### Aim of the task:
From the entries that follow, gather each line holding the word "logo".

### Data provided:
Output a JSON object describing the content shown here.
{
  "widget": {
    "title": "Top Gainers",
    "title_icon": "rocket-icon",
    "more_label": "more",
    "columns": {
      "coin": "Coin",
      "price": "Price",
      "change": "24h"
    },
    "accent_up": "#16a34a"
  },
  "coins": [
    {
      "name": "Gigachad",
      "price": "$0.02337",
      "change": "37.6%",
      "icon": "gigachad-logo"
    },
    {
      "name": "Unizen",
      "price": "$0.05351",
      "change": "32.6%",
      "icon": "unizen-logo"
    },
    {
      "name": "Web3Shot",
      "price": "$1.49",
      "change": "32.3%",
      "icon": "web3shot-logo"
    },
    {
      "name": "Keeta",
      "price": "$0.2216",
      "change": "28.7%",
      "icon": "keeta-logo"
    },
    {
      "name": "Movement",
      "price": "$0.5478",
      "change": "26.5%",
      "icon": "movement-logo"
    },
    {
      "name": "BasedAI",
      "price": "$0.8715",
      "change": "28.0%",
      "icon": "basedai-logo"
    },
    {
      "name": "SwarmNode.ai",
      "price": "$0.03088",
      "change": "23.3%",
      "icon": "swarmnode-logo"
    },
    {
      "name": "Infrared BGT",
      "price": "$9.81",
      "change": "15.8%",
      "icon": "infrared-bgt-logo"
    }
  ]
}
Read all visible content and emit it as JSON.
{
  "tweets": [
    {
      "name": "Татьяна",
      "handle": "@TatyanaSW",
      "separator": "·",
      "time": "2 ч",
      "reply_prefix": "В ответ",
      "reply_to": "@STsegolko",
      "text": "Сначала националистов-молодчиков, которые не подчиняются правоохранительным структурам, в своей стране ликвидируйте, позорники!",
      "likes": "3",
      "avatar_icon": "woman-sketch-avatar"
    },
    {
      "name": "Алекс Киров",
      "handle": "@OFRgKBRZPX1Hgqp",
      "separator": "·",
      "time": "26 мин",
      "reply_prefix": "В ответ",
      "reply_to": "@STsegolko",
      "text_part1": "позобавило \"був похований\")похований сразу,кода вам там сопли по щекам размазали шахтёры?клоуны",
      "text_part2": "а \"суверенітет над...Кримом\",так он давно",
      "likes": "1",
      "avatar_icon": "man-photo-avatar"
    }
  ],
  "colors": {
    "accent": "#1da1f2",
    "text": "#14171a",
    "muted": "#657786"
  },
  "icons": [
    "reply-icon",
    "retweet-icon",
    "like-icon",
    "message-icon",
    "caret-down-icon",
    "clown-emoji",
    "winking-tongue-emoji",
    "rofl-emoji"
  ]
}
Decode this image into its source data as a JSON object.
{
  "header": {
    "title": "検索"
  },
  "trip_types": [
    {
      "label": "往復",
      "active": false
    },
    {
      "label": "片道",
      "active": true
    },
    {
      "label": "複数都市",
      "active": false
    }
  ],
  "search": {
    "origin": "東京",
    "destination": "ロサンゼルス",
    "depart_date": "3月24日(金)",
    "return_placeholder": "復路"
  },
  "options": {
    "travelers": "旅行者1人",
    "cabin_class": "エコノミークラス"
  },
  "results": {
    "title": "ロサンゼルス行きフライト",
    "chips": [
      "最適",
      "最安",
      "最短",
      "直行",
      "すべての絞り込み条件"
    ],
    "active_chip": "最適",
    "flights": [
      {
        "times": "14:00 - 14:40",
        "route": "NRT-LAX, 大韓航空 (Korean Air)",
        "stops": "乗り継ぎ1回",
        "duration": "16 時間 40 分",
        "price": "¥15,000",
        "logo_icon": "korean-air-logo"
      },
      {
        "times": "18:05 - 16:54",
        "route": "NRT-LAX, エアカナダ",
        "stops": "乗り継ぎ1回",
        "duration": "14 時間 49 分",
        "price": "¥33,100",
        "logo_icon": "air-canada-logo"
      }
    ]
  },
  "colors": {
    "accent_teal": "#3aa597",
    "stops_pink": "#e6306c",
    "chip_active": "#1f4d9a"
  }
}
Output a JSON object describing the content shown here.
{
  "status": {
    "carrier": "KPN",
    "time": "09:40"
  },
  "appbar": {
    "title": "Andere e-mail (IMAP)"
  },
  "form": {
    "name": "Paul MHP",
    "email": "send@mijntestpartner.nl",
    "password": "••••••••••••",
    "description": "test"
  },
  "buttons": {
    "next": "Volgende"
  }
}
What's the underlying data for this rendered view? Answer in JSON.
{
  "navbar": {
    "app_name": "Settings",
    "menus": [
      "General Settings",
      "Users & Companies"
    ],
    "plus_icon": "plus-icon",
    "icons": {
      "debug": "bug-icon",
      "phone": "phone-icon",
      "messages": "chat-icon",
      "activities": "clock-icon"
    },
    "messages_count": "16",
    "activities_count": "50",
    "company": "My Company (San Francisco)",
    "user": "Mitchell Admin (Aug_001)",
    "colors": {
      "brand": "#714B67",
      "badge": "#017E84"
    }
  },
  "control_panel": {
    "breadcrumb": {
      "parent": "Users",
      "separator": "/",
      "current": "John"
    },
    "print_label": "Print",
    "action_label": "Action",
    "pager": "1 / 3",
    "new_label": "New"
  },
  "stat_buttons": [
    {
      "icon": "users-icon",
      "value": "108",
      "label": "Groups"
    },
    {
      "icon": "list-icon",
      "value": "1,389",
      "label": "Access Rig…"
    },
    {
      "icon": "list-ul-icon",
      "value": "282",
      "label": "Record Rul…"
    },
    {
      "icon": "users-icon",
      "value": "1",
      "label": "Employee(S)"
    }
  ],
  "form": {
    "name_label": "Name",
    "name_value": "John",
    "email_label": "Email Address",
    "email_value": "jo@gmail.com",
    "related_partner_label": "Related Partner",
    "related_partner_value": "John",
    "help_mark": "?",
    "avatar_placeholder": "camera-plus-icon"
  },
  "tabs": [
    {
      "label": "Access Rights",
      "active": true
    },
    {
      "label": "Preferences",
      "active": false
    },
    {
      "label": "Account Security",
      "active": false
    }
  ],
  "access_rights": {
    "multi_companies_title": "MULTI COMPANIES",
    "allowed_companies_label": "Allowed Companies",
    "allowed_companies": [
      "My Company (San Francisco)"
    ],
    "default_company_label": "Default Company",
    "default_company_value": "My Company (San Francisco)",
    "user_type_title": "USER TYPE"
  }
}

### Solution:
      "icon": "gigachad-logo"
      "icon": "unizen-logo"
      "icon": "web3shot-logo"
      "icon": "keeta-logo"
      "icon": "movement-logo"
      "icon": "basedai-logo"
      "icon": "swarmnode-logo"
      "icon": "infrared-bgt-logo"
        "logo_icon": "korean-air-logo"
        "logo_icon": "air-canada-logo"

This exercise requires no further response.